**Work required**
Reply with nothing but the number of lines in the data below where the word "price" occurs.

**Material for this exercise**
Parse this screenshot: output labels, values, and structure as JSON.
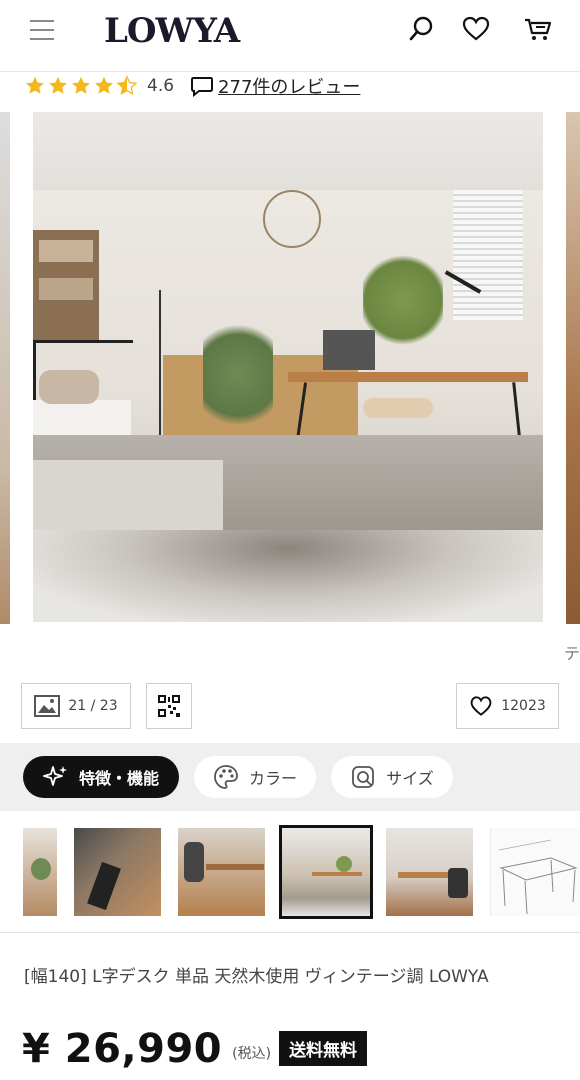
{
  "header": {
    "logo": "LOWYA",
    "icons": [
      "menu-icon",
      "search-icon",
      "heart-icon",
      "cart-icon"
    ]
  },
  "rating": {
    "stars": 4.6,
    "value": "4.6",
    "review_link": "277件のレビュー"
  },
  "carousel": {
    "next_hint": "テ"
  },
  "image_counter": {
    "text": "21 / 23"
  },
  "favorite": {
    "count": "12023"
  },
  "tabs": [
    {
      "label": "特徴・機能",
      "icon": "sparkle-icon",
      "active": true
    },
    {
      "label": "カラー",
      "icon": "palette-icon",
      "active": false
    },
    {
      "label": "サイズ",
      "icon": "size-icon",
      "active": false
    }
  ],
  "thumbnails": {
    "count": 6,
    "selected_index": 3
  },
  "product": {
    "title": "[幅140] L字デスク 単品 天然木使用 ヴィンテージ調  LOWYA",
    "price": "¥ 26,990",
    "tax_note": "(税込)",
    "shipping_badge": "送料無料"
  },
  "colors": {
    "star": "#f2b81c",
    "active_tab": "#111111"
  }
}
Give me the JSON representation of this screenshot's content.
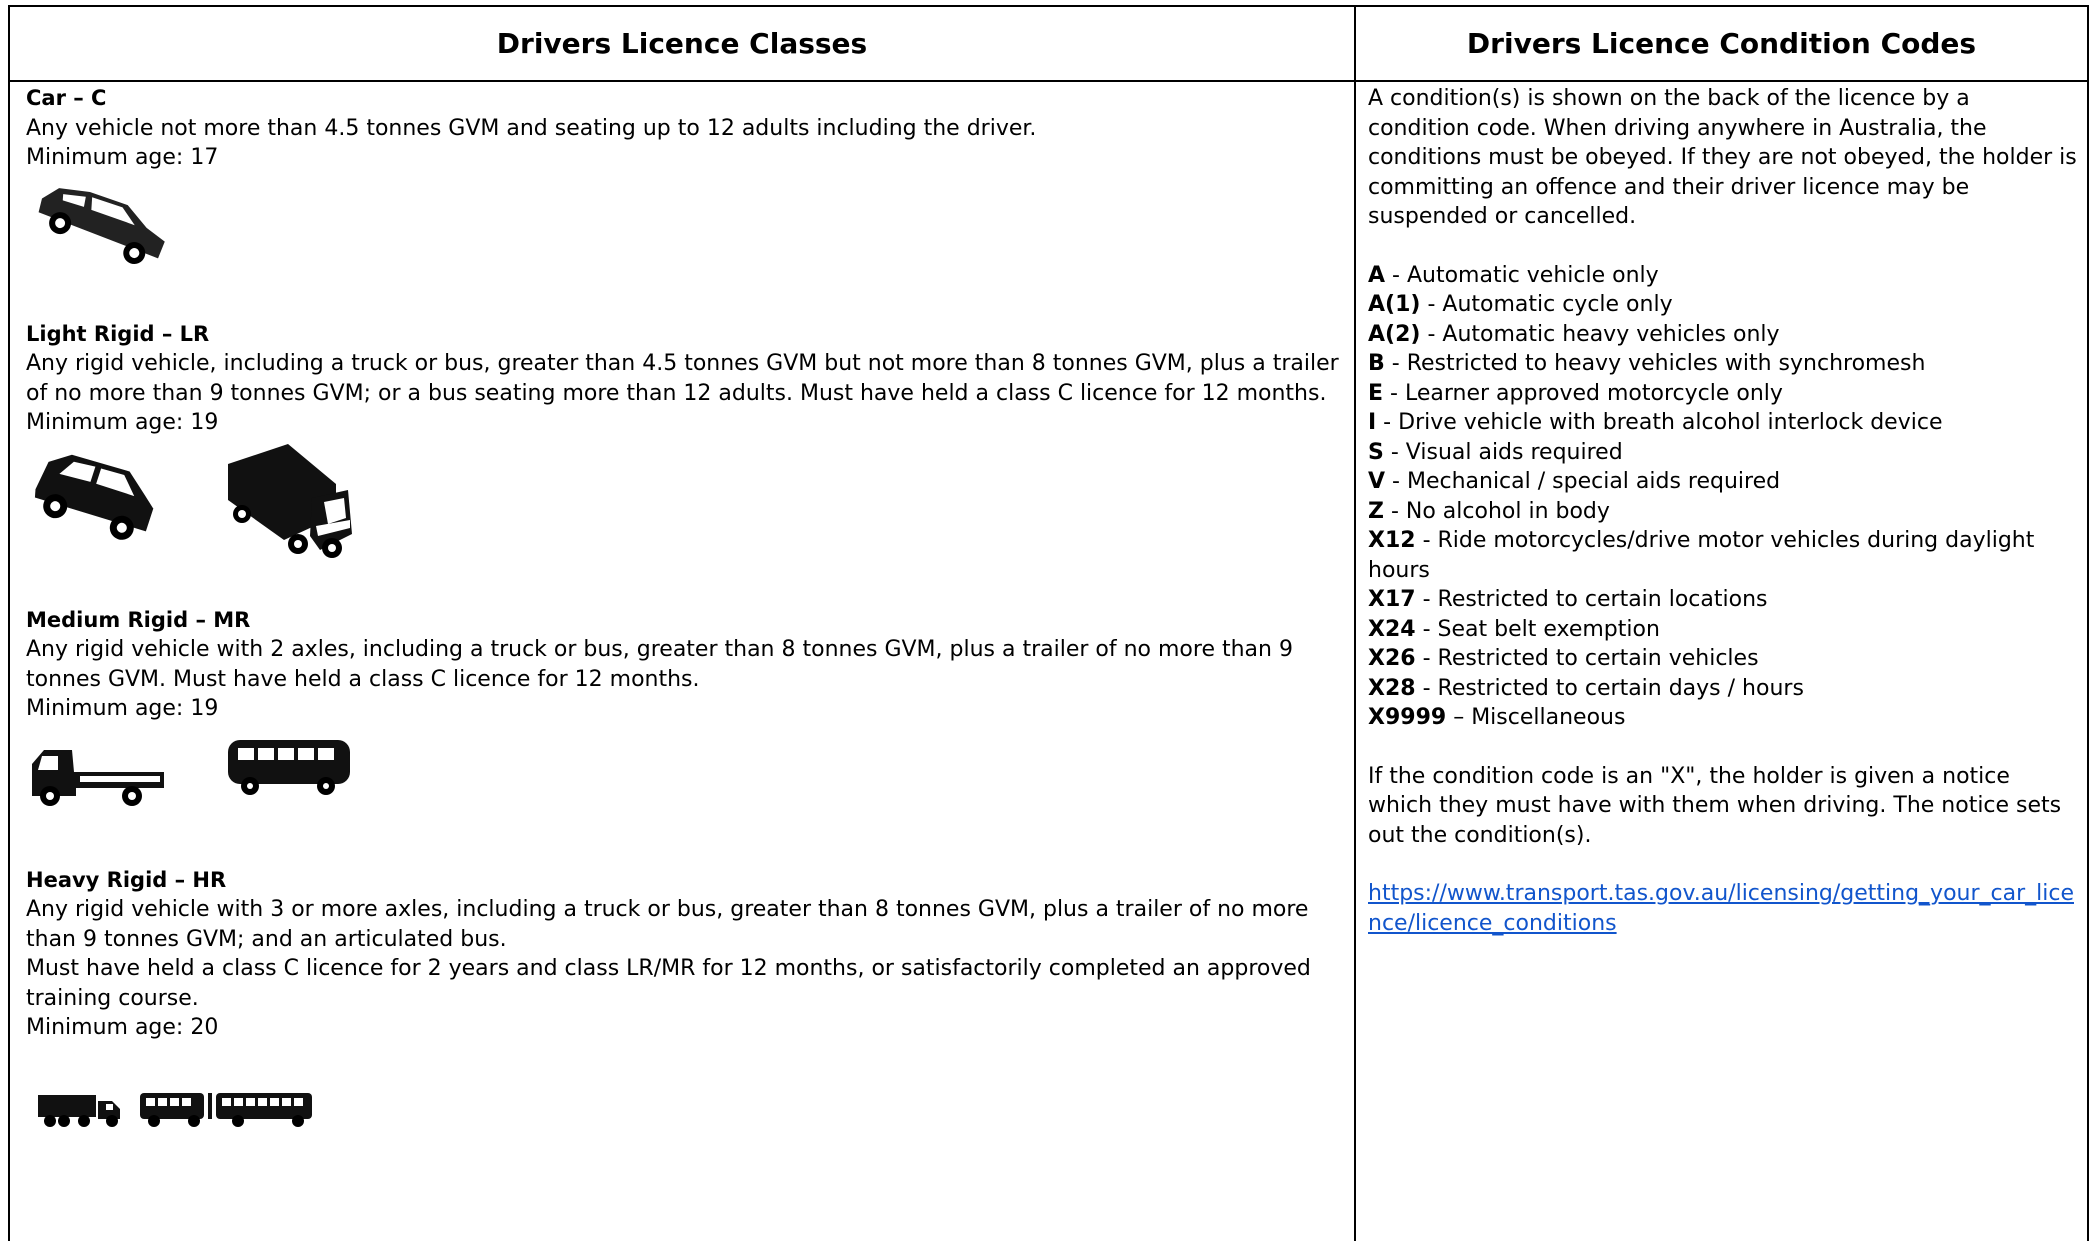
{
  "headers": {
    "classes": "Drivers Licence Classes",
    "conditions": "Drivers Licence Condition Codes"
  },
  "classes": [
    {
      "title": "Car – C",
      "desc": "Any vehicle not more than 4.5 tonnes GVM and seating up to 12 adults including the driver.",
      "age": "Minimum age: 17",
      "icons": [
        "car-icon"
      ]
    },
    {
      "title": "Light Rigid – LR",
      "desc": "Any rigid vehicle, including a truck or bus, greater than 4.5 tonnes GVM but not more than 8 tonnes GVM, plus a trailer of no more than 9 tonnes GVM; or a bus seating more than 12 adults. Must have held a class C licence for 12 months.",
      "age": "Minimum age: 19",
      "icons": [
        "van-icon",
        "box-truck-icon"
      ]
    },
    {
      "title": "Medium Rigid – MR",
      "desc": "Any rigid vehicle with 2 axles, including a truck or bus, greater than 8 tonnes GVM, plus a trailer of no more than 9 tonnes GVM. Must have held a class C licence for 12 months.",
      "age": "Minimum age: 19",
      "icons": [
        "flatbed-truck-icon",
        "bus-icon"
      ]
    },
    {
      "title": "Heavy Rigid – HR",
      "desc": "Any rigid vehicle with 3 or more axles, including a truck or bus, greater than 8 tonnes GVM, plus a trailer of no more than 9 tonnes GVM; and an articulated bus.",
      "desc2": "Must have held a class C licence for 2 years and class LR/MR for 12 months, or satisfactorily completed an approved training course.",
      "age": "Minimum age: 20",
      "icons": [
        "heavy-truck-icon",
        "articulated-bus-icon"
      ]
    }
  ],
  "conditions": {
    "intro": "A condition(s) is shown on the back of the licence by a condition code. When driving anywhere in Australia, the conditions must be obeyed. If they are not obeyed, the holder is committing an offence and their driver licence may be suspended or cancelled.",
    "codes": [
      {
        "code": "A",
        "sep": " - ",
        "text": "Automatic vehicle only"
      },
      {
        "code": "A(1)",
        "sep": " - ",
        "text": "Automatic cycle only"
      },
      {
        "code": "A(2)",
        "sep": " - ",
        "text": "Automatic heavy vehicles only"
      },
      {
        "code": "B",
        "sep": " - ",
        "text": "Restricted to heavy vehicles with synchromesh"
      },
      {
        "code": "E",
        "sep": " - ",
        "text": "Learner approved motorcycle only"
      },
      {
        "code": "I",
        "sep": " - ",
        "text": "Drive vehicle with breath alcohol interlock device"
      },
      {
        "code": "S",
        "sep": " - ",
        "text": "Visual aids required"
      },
      {
        "code": "V",
        "sep": " - ",
        "text": "Mechanical / special aids required"
      },
      {
        "code": "Z",
        "sep": " - ",
        "text": "No alcohol in body"
      },
      {
        "code": "X12",
        "sep": " - ",
        "text": "Ride motorcycles/drive motor vehicles during daylight hours"
      },
      {
        "code": "X17",
        "sep": " - ",
        "text": "Restricted to certain locations"
      },
      {
        "code": "X24",
        "sep": " - ",
        "text": "Seat belt exemption"
      },
      {
        "code": "X26",
        "sep": " - ",
        "text": "Restricted to certain vehicles"
      },
      {
        "code": "X28",
        "sep": " - ",
        "text": "Restricted to certain days / hours"
      },
      {
        "code": "X9999",
        "sep": " – ",
        "text": "Miscellaneous"
      }
    ],
    "notice": "If the condition code is an \"X\", the holder is given a notice which they must have with them when driving. The notice sets out the condition(s).",
    "link": "https://www.transport.tas.gov.au/licensing/getting_your_car_licence/licence_conditions"
  }
}
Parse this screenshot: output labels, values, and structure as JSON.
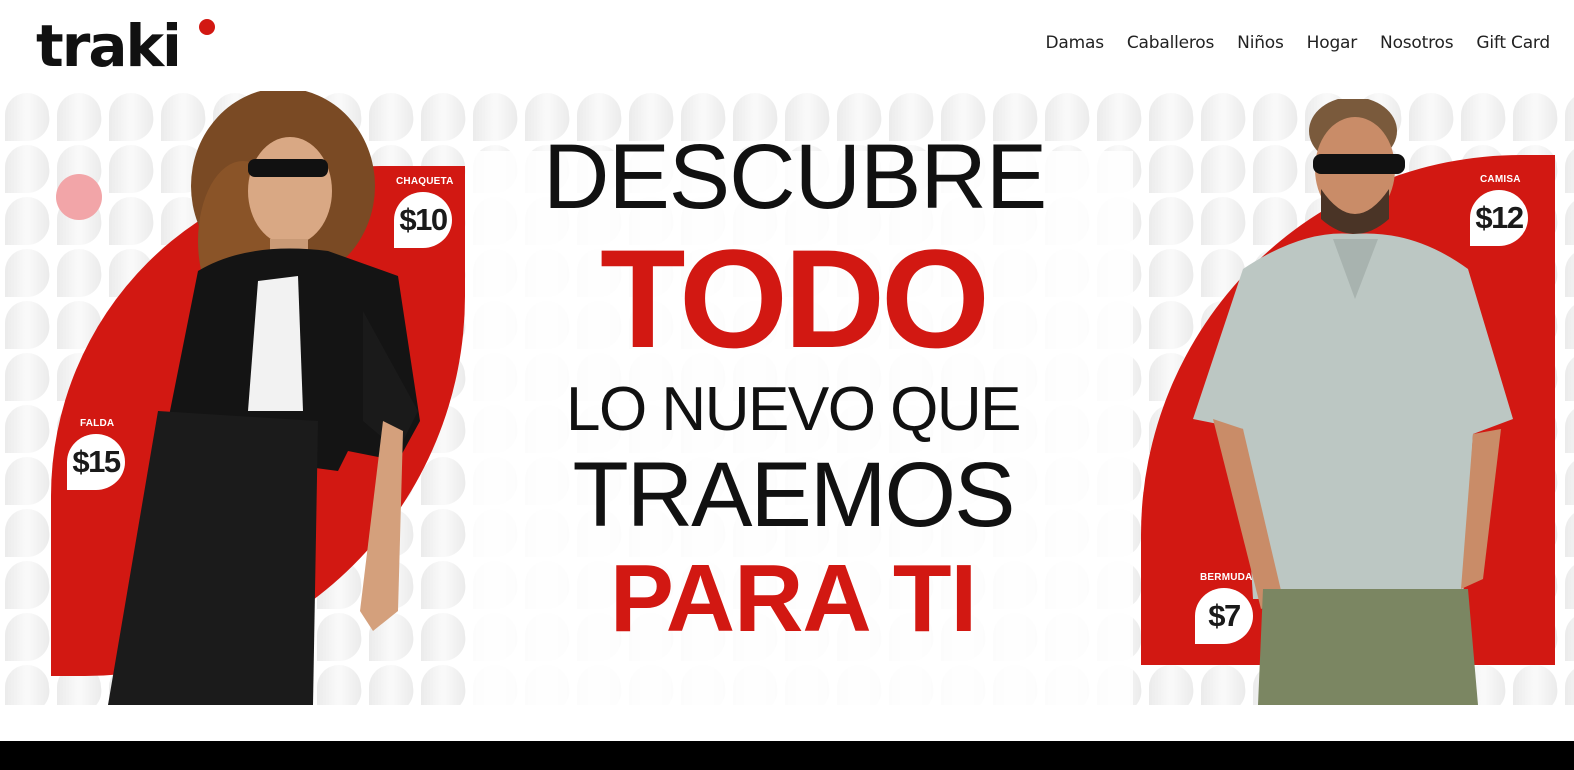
{
  "header": {
    "logo_text": "traki",
    "logo_icon": "traki-logo-icon",
    "nav": [
      {
        "label": "Damas"
      },
      {
        "label": "Caballeros"
      },
      {
        "label": "Niños"
      },
      {
        "label": "Hogar"
      },
      {
        "label": "Nosotros"
      },
      {
        "label": "Gift Card"
      }
    ]
  },
  "hero": {
    "headline": {
      "line1": "DESCUBRE",
      "line2": "TODO",
      "line3": "LO NUEVO QUE",
      "line4": "TRAEMOS",
      "line5": "PARA TI"
    },
    "left_model": {
      "tags": [
        {
          "label": "CHAQUETA",
          "price": "$10"
        },
        {
          "label": "FALDA",
          "price": "$15"
        }
      ]
    },
    "right_model": {
      "tags": [
        {
          "label": "CAMISA",
          "price": "$12"
        },
        {
          "label": "BERMUDA",
          "price": "$7"
        }
      ]
    }
  },
  "colors": {
    "brand_red": "#d21812",
    "text_dark": "#111111",
    "footer_bar": "#000000"
  }
}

**Response to this task**
5